    • OOOH, send them north to Santa Barbara to look at WEstmont and UCSB – both fine schools in spectacular settings. :>) How soon do you get to return to your cottage? We head to Kauai early in July and I so look forward to that time.

  2. Beautiful photos to accompany your amazing thoughts. Oh, I am so glad that it is not my job to keep my husband happy. (Hearing my friend Gene’s voice … “Everyone is responsible for their own happiness.”

    Glad you got some time at the ocean and that your knee is on the mend.

    Fondly,
    Glenda

    ps. I posted pictured of the wedding today … you’ve been asking. 🙂

  3. I felt I was right beside you in this conversation Diana. Thanks for the invitation! Jacci

  4. I appreciate your sharing this.

  5. Beautiful photos – simply beautiful! I understand the silver lining my husband traveling – we don’t like to be a part but when he does travel – there’s a quietness, a different list of things to do, I clean house differently, meander about a bit, dig deep into myself – and I understand about your mother’s words. My grandmother who raised me admonished me to fix my husband breakfast every morning, “Or he’d leave me.” How wonderful to be in a side-by-side marriage that encourages each to soar instead of being shackled in fear that the slightest mistake will cause one to walk away! I think we are each blessed in our spouses (We’re celebrating 30 years this year:) Thank you for sharing your quiet time!

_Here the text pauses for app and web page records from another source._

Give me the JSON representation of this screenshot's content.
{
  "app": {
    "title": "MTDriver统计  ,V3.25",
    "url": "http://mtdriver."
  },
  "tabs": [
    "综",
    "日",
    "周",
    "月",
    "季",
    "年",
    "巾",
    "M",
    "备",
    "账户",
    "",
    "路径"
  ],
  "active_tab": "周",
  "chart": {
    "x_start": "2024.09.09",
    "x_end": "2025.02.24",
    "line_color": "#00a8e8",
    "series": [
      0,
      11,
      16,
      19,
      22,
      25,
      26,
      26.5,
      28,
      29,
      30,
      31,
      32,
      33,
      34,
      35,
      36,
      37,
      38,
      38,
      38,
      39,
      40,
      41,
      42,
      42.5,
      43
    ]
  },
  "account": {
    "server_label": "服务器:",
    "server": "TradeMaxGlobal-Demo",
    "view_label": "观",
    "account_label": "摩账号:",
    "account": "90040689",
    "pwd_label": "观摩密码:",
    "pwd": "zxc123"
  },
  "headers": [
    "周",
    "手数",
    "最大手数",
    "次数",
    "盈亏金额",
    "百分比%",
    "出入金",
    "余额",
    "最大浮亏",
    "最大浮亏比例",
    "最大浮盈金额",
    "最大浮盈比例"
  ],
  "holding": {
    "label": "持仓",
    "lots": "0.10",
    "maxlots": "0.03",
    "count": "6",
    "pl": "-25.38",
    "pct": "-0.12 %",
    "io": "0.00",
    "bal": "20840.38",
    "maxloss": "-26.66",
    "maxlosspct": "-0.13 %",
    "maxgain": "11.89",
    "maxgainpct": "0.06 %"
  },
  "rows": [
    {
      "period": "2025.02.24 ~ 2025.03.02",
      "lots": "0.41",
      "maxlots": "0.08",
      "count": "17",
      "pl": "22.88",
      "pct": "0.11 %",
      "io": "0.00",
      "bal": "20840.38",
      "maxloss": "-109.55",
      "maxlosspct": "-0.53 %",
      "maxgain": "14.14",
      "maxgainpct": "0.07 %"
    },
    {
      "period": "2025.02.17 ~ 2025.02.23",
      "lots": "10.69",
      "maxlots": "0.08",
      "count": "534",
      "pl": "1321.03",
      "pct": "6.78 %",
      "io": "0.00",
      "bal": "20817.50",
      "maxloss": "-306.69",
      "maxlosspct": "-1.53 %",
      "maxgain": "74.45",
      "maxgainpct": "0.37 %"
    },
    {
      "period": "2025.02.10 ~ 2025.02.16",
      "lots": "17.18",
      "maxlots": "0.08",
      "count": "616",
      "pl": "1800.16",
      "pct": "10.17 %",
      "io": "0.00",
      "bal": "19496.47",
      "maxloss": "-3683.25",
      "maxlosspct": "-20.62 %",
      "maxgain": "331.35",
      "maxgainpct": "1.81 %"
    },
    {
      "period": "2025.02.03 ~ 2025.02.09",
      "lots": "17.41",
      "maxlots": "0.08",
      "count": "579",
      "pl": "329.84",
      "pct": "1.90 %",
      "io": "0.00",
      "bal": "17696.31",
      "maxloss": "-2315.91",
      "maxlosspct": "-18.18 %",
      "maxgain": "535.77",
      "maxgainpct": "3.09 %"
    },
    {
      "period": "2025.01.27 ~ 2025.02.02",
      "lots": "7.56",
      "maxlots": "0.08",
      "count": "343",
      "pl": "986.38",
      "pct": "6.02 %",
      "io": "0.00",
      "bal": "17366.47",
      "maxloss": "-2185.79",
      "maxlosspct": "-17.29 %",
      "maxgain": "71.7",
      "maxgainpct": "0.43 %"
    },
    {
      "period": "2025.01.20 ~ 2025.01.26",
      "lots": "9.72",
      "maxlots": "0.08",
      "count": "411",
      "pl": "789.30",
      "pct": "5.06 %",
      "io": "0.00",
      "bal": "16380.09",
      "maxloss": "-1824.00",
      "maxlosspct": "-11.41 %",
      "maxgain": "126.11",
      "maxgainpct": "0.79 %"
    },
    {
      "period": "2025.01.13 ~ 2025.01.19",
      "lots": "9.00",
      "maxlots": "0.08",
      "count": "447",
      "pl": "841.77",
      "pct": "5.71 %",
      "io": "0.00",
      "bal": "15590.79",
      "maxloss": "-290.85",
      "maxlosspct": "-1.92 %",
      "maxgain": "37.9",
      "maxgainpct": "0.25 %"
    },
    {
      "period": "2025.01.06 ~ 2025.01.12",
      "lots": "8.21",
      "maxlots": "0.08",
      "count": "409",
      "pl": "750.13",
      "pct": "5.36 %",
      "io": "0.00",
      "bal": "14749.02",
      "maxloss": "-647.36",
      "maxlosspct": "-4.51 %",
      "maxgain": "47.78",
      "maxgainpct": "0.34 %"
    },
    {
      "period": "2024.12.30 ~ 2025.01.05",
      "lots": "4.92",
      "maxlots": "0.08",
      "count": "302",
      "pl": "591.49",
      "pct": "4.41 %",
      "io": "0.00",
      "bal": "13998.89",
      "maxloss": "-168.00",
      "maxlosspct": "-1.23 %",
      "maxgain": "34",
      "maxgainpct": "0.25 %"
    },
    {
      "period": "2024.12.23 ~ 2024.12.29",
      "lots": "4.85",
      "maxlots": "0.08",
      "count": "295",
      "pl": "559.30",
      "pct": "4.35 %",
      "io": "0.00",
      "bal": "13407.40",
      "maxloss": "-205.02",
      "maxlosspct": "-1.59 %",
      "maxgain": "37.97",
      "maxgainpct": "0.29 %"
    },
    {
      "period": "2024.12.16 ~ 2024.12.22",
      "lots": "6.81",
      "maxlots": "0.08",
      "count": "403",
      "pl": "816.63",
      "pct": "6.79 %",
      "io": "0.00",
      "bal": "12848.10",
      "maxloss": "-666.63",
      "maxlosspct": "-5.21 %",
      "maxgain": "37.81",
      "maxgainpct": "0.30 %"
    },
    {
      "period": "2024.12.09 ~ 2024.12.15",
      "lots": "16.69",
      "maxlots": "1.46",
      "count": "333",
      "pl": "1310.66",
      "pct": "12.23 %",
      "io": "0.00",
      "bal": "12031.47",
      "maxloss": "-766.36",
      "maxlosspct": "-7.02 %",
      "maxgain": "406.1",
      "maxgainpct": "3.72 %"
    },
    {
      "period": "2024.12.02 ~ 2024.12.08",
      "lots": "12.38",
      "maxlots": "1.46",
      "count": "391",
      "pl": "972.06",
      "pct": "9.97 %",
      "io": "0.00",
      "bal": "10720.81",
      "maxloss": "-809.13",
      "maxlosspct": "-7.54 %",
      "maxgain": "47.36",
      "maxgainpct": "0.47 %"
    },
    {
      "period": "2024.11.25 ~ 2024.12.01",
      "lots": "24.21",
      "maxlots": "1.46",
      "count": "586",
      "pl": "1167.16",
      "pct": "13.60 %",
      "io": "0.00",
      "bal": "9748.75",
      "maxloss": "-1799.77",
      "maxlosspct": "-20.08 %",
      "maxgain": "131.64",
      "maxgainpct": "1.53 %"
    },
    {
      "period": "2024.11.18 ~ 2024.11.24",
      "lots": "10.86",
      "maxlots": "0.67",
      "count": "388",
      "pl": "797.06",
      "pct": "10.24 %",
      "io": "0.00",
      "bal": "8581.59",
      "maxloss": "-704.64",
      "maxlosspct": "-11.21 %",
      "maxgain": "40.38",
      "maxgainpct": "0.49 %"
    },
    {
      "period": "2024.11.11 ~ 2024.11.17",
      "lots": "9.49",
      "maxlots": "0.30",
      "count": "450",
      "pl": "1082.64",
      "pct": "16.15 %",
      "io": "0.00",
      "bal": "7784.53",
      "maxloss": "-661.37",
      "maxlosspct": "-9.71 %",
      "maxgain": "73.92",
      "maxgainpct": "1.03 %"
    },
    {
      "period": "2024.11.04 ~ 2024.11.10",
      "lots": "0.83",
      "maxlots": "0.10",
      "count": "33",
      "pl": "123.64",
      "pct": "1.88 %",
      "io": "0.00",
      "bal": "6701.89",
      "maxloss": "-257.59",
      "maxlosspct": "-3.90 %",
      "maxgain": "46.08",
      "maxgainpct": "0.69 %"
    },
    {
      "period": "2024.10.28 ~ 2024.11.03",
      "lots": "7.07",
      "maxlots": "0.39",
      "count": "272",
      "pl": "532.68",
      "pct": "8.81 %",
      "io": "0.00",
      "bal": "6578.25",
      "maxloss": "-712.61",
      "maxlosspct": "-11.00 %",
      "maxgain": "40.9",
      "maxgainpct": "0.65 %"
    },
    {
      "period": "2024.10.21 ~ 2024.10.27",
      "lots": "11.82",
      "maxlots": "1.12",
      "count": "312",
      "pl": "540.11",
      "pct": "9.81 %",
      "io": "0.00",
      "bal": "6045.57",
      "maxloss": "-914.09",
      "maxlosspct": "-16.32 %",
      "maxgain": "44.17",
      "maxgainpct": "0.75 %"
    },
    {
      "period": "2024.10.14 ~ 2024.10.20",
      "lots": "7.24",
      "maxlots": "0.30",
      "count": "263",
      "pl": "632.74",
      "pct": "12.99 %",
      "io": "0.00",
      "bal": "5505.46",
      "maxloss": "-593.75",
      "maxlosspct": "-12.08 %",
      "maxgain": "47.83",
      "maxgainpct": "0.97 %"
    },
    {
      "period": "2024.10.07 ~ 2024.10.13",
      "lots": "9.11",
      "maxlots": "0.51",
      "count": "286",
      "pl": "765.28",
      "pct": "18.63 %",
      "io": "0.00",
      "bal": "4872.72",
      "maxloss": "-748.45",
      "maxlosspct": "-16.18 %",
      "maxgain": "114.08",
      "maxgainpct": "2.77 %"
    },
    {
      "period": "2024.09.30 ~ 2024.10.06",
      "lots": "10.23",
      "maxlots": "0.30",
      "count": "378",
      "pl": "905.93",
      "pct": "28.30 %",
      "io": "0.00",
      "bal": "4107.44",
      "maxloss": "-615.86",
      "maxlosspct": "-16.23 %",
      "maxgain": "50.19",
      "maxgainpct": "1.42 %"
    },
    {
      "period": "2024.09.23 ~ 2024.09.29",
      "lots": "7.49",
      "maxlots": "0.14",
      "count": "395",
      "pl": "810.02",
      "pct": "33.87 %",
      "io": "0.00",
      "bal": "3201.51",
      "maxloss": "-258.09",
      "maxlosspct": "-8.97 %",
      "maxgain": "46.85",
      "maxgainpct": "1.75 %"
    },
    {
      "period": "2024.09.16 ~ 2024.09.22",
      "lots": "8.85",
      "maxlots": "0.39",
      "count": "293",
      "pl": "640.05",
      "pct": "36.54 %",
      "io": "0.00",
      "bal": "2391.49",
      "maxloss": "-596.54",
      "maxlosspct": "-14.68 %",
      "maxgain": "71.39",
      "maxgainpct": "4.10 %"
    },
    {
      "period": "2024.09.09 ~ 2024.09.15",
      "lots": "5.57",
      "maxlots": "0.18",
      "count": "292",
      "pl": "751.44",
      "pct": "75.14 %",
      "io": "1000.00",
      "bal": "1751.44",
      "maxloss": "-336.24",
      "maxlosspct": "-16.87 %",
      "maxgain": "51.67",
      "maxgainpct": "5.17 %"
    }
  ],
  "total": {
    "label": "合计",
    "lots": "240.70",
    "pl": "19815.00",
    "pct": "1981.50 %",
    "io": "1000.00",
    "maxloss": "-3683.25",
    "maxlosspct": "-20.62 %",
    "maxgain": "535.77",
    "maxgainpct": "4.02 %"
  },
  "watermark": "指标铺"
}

    • Thanks so much for reading and commenting. There is a different rhythm when we’re alone, isn’t there? Not a better one, just different. And yes, I think my mom lived her entire life in fear that she was never good enough. I see it over and over in her various paranoias as she struggles through dementia in her 90s.

  6. A perfect playdate, Diana. Thank you for taking me with you. All these deep places stirred by a long quiet sit. As hard as it can be, isn’t it a lifegiving thing to contemplate these roots? I know it helps me accept the way things are with much more grace. Thanks for sharing this beauty, my friend.

    • Oh, Laura, you are so welcome – you are one of my very favorite playdate companions, you know? Yes, it is good to contemplate where we’ve come from and to try and accept where we are now with a little forgiveness and understanding.

  7. Your thought-provoking post has me wondering: How did you achieve a partnership marriage, when you were being advised to uphold the old subservience model? I’m also wondering what we can do to bless the marriages of our children and even our grandchildren. Number one would be to model a loving, partnership ourselves, of course. Number two would be to keep advice to a minimum. preferably only when asked for. But when it is appropriate, I don’t want to be one of those mothers/grandmothers giving less-than-helpful advice! I’d be interested in your thoughts, Diana.

    • You know, I’ve had a couple of nudges to write more about this whole topic so I will probably begin exploring that – maybe in this memoir writing course I’m taking this month. . . stay tuned. Thanks, as always, for reading and commenting, Nancy. I appreciate it.

  8. Suzi Pilarski says:

    I loved this post! The things you said made me feel not alone as I retrain my mind on just some of these same things, thank you. It makes me feel sane! 🙂